Dialectical Behaviour Therapy (DBT) is a specific type of cognitive-behavioural psychotherapy that was developed during the late 1980’s, to help better treat borderline personality disorder. Since its development, it has been used to treat a wide variety of mental disorders with varying degrees. Dialectics, refers to the synthesis of two opposites, i.e. relating to the logical discussion of ideas and opinions related to opposing forces. Ultimately, the goal of DBT is to provide patients with a comprehensive treatment plan in aid of helping them to build a life worth living. Upon successful completion of a DBT program, the patient learns to envision, articulate, pursue and sustain goals independent of their history of uncontrollable behaviour. This is achieved through the dynamic process created by DBT to promote the opposition of two goals, namely: change and acceptance. The basic premise for DBT was that people who wanted to rather be dead, did not have the necessary skills to solve the problems that were causing their profound misery and suffering, and preventing them from building a life worth living.
History and Overview of DBT
Originally developed as an application to the standard behavioural therapy treatments in the 1970’s to treat chronically suicidal individuals, DBT has since been adapted for use in the treatment of patients who suffer from either or both severe substance use disorder (SUD), and borderline personality disorder (BPD). One of the most common dual diagnoses in substance abuse and mental health practices. The co-occurrence of SUD and BPD are the causes for some major disruptions, including: severe emotional dysregulation, increased likelihood of failed treatment, and the increased risk of suicide. Included in a DBT program are explicit strategies for overcoming some of the most difficult and challenging problems that complicate the treatment of both conditions. Those include both weak treatment engagement and retention. DBT’s primary treatment includes the following five essential functions:
* Improving patient motivation to change
* Enhancing patient capabilities
* Generalising new behaviours
* Structuring the environment
* Enhancing therapist capabilities and motivation
Much like many other behavioural therapies, DBT aims to classify and target behaviour hierarchically, with the goals of: decreasing imminently life-threatening behaviours, reduce and remove behaviours that interfere with their therapy, reduce behaviours which result in quality-of-life-degrading consequences, and increase behavioural skills in general. For substance -dependant individuals, substances are the highest order of priority to be targeted by DBT due to their regular interference of a patients’ regular quality life.

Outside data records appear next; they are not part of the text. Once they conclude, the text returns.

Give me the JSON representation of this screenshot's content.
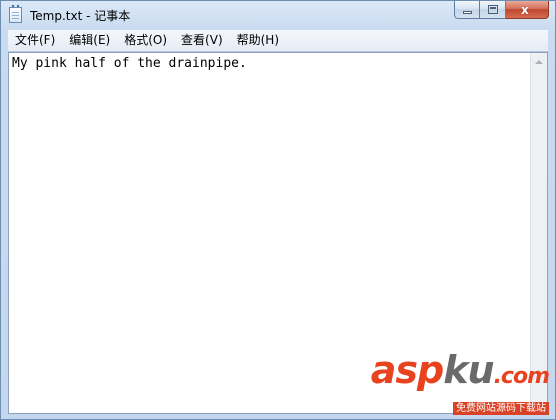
{
  "window": {
    "title": "Temp.txt - 记事本"
  },
  "icons": {
    "app": "notepad-icon",
    "minimize": "minimize-icon",
    "maximize": "maximize-icon",
    "close": "close-icon",
    "scroll_up": "scroll-up-arrow-icon",
    "scroll_down": "scroll-down-arrow-icon"
  },
  "caption": {
    "close_glyph": "x"
  },
  "menu": {
    "items": [
      {
        "label": "文件(F)"
      },
      {
        "label": "编辑(E)"
      },
      {
        "label": "格式(O)"
      },
      {
        "label": "查看(V)"
      },
      {
        "label": "帮助(H)"
      }
    ]
  },
  "editor": {
    "content": "My pink half of the drainpipe."
  },
  "watermark": {
    "logo_prefix": "asp",
    "logo_suffix": "ku",
    "logo_tld": ".com",
    "tagline": "免费网站源码下载站"
  },
  "colors": {
    "window_frame": "#c3d7ee",
    "close_button": "#c0452c",
    "watermark_accent": "#e8421e"
  }
}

Substance-abuse-specific behavioural targets include aspects such as:
* Decreasing abuse of substances
* Alleviating physical discomfort associated with withdrawal and abstinence
* Diminishing urges, temptations and cravings
* Avoiding opportunities or cues for potential abuse
* Reducing behaviours that are conducive to drug or substance use and/or abuse
* Increasing community reinforcement of healthy and acceptable behaviours
Change and Acceptance
The treatment offered through DBT attempts to unite the elements of change and acceptance. Balancing the desire to eliminate all painful experiences, including living itself, with the dual effort of accepting life’s inherent and inevitable pains is the ultimate goal here. Without this synthesis, the patient’s problems seem to converge and become overwhelming. The incorporation of this synthesis of change and acceptance allows the patient to work and focus on changing one set of problems, while temporarily tolerating the pain evoked by the others. This synthesis of the change and acceptance dialectic, is the one that is the most fundamental, and is consistent with the philosophical approach found in the Twelve-Step Programs, as is expressed in the Serenity Prayer.
“God, grant me the serenity to accept the things that I cannot change, the courage to change the things I can, and the wisdom to know the difference.”
The re-shaping and adjustment of behaviours is one aspect that is vital to the healthy recovery and maintenance of any past substance user and abuser. DBT aims to bring patients mentally in-line and in-tune with the processes and importance of acceptance and change, and the roles that they play in and around their day-to-day lives. Helping patients to build a life for themselves that they can see is worth living, while aiding with the challenges faced on a recovering addicts daily road of maintenance and sustained recovery is the intended end result.